Action item =
Report back every line of the entries that contains "仕事内容", exactly as written.

*** Opening of Records for this exercise ***

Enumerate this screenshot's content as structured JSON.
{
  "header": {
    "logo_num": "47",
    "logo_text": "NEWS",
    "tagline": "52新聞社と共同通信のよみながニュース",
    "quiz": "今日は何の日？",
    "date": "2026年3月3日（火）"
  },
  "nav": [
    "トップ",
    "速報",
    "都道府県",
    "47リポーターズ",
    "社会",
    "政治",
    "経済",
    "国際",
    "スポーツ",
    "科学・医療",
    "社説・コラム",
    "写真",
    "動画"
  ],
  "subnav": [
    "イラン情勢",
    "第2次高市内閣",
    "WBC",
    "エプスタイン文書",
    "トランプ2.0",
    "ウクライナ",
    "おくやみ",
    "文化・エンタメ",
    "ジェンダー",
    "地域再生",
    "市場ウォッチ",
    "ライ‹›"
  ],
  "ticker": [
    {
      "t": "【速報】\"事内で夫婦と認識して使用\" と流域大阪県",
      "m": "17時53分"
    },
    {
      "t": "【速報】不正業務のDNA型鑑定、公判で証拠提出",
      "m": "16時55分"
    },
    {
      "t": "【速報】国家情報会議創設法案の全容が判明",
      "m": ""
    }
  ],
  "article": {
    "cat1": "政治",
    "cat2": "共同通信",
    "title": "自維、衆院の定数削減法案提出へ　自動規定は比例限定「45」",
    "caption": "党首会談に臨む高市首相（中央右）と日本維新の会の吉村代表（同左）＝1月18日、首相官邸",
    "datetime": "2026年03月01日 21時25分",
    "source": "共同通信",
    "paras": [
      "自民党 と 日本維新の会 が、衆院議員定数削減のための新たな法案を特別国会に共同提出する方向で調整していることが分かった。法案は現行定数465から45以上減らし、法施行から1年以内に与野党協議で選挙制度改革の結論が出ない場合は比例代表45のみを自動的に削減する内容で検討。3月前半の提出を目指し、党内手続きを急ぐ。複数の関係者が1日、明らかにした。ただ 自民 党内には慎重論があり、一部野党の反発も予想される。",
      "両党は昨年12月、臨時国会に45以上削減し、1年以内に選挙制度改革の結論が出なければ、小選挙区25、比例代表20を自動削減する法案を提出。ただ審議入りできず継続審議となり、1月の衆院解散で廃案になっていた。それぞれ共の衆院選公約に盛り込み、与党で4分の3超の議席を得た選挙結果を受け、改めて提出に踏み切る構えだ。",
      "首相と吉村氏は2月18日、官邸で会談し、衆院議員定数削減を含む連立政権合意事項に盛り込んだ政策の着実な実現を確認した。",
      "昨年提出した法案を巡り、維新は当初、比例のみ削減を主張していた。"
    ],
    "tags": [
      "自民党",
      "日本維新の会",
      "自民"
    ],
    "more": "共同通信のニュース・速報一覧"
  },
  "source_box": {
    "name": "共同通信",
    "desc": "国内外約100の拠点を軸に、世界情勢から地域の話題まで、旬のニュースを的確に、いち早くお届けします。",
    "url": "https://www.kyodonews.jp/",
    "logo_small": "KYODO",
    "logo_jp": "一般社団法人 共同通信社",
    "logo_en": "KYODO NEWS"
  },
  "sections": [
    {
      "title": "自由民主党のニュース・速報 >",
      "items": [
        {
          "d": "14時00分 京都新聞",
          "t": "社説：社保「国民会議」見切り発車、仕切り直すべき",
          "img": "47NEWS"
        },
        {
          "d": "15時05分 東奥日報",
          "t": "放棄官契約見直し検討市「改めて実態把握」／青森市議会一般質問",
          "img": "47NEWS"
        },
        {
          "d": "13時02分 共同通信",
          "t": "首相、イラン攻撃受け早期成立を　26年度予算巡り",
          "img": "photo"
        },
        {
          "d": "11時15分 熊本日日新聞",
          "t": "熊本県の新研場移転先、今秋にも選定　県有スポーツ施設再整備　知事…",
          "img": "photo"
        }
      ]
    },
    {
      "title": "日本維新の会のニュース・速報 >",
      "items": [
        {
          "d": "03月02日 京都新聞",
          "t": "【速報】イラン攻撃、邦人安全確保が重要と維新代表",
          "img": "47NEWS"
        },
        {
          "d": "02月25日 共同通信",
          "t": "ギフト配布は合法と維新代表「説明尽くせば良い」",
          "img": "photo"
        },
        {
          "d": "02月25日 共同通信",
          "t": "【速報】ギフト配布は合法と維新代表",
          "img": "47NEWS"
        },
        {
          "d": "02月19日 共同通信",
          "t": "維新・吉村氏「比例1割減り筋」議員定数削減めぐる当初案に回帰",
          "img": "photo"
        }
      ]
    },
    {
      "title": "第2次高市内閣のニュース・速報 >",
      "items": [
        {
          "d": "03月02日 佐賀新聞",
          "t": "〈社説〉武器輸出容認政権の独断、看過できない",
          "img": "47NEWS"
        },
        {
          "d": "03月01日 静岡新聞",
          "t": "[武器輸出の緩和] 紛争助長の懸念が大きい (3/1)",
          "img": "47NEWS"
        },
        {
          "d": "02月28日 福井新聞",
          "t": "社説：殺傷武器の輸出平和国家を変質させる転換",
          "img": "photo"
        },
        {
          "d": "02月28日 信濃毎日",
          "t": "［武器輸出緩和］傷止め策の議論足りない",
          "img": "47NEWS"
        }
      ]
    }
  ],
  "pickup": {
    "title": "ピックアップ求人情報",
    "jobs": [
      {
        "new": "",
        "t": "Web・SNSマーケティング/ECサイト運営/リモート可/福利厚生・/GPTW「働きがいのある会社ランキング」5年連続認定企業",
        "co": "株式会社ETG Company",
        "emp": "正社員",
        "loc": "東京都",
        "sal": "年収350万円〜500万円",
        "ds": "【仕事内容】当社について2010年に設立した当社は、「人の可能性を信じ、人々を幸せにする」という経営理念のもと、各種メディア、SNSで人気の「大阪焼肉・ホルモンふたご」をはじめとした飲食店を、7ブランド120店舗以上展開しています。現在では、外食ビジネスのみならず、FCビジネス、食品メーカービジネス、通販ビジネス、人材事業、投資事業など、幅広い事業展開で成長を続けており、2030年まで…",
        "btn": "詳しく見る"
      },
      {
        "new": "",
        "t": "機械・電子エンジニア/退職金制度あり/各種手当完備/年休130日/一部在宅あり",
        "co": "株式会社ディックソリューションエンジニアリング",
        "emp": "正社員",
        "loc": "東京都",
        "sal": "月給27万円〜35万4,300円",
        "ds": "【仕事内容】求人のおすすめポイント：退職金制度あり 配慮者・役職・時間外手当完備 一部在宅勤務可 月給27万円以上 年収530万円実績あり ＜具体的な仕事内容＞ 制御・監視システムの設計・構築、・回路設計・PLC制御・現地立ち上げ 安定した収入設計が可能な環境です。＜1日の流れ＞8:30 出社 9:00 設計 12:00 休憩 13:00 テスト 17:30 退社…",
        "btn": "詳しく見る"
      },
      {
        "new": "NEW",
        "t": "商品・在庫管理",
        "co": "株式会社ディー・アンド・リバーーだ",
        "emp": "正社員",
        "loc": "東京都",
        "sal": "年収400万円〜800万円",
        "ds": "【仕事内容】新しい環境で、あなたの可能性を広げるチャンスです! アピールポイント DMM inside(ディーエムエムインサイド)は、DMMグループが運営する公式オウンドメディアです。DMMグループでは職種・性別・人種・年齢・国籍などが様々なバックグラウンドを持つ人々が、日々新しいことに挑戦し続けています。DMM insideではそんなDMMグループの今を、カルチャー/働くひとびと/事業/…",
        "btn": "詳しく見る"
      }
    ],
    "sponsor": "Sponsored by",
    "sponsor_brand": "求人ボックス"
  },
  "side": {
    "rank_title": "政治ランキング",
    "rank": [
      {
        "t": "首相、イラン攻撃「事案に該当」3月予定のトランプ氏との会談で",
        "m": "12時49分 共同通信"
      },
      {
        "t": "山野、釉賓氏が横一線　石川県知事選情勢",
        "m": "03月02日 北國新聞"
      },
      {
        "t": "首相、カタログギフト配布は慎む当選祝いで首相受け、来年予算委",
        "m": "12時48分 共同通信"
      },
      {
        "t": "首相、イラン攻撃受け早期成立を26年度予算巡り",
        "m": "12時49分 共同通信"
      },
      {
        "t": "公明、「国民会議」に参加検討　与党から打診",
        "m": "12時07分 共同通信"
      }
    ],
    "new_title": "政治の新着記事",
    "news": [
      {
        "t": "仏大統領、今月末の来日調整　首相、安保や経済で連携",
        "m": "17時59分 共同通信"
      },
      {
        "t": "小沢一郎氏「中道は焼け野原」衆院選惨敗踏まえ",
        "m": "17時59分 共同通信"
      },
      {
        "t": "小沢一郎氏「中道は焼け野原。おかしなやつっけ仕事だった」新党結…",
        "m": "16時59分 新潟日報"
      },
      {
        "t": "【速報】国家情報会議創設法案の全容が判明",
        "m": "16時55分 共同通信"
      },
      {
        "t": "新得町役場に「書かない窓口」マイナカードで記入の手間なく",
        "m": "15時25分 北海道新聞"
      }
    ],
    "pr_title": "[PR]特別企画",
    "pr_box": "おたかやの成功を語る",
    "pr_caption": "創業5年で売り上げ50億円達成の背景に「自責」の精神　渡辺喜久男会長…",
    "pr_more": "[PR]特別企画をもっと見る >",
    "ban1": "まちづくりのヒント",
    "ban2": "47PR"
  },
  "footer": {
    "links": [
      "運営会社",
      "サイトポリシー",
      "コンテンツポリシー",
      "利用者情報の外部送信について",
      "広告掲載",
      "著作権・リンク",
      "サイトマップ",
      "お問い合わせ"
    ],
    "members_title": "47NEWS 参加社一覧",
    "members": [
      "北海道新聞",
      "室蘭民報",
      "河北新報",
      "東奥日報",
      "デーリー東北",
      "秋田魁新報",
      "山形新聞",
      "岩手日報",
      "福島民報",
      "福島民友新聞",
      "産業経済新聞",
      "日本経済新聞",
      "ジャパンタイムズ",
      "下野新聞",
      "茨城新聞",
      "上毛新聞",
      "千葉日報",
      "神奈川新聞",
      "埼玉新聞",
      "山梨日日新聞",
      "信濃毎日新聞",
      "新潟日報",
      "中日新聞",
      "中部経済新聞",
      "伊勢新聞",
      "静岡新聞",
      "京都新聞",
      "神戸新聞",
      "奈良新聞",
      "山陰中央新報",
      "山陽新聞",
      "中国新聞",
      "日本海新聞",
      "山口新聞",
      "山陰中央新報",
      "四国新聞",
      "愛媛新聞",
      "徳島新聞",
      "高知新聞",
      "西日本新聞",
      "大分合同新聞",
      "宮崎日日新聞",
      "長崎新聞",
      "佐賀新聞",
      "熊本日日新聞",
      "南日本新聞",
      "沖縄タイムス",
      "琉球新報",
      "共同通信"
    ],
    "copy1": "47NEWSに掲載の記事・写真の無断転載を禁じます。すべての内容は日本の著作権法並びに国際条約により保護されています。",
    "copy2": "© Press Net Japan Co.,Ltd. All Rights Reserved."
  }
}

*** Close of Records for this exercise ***

Task solution =
        "ds": "【仕事内容】当社について2010年に設立した当社は、「人の可能性を信じ、人々を幸せにする」という経営理念のもと、各種メディア、SNSで人気の「大阪焼肉・ホルモンふたご」をはじめとした飲食店を、7ブランド120店舗以上展開しています。現在では、外食ビジネスのみならず、FCビジネス、食品メーカービジネス、通販ビジネス、人材事業、投資事業など、幅広い事業展開で成長を続けており、2030年まで…",
        "ds": "【仕事内容】求人のおすすめポイント：退職金制度あり 配慮者・役職・時間外手当完備 一部在宅勤務可 月給27万円以上 年収530万円実績あり ＜具体的な仕事内容＞ 制御・監視システムの設計・構築、・回路設計・PLC制御・現地立ち上げ 安定した収入設計が可能な環境です。＜1日の流れ＞8:30 出社 9:00 設計 12:00 休憩 13:00 テスト 17:30 退社…",
        "ds": "【仕事内容】新しい環境で、あなたの可能性を広げるチャンスです! アピールポイント DMM inside(ディーエムエムインサイド)は、DMMグループが運営する公式オウンドメディアです。DMMグループでは職種・性別・人種・年齢・国籍などが様々なバックグラウンドを持つ人々が、日々新しいことに挑戦し続けています。DMM insideではそんなDMMグループの今を、カルチャー/働くひとびと/事業/…",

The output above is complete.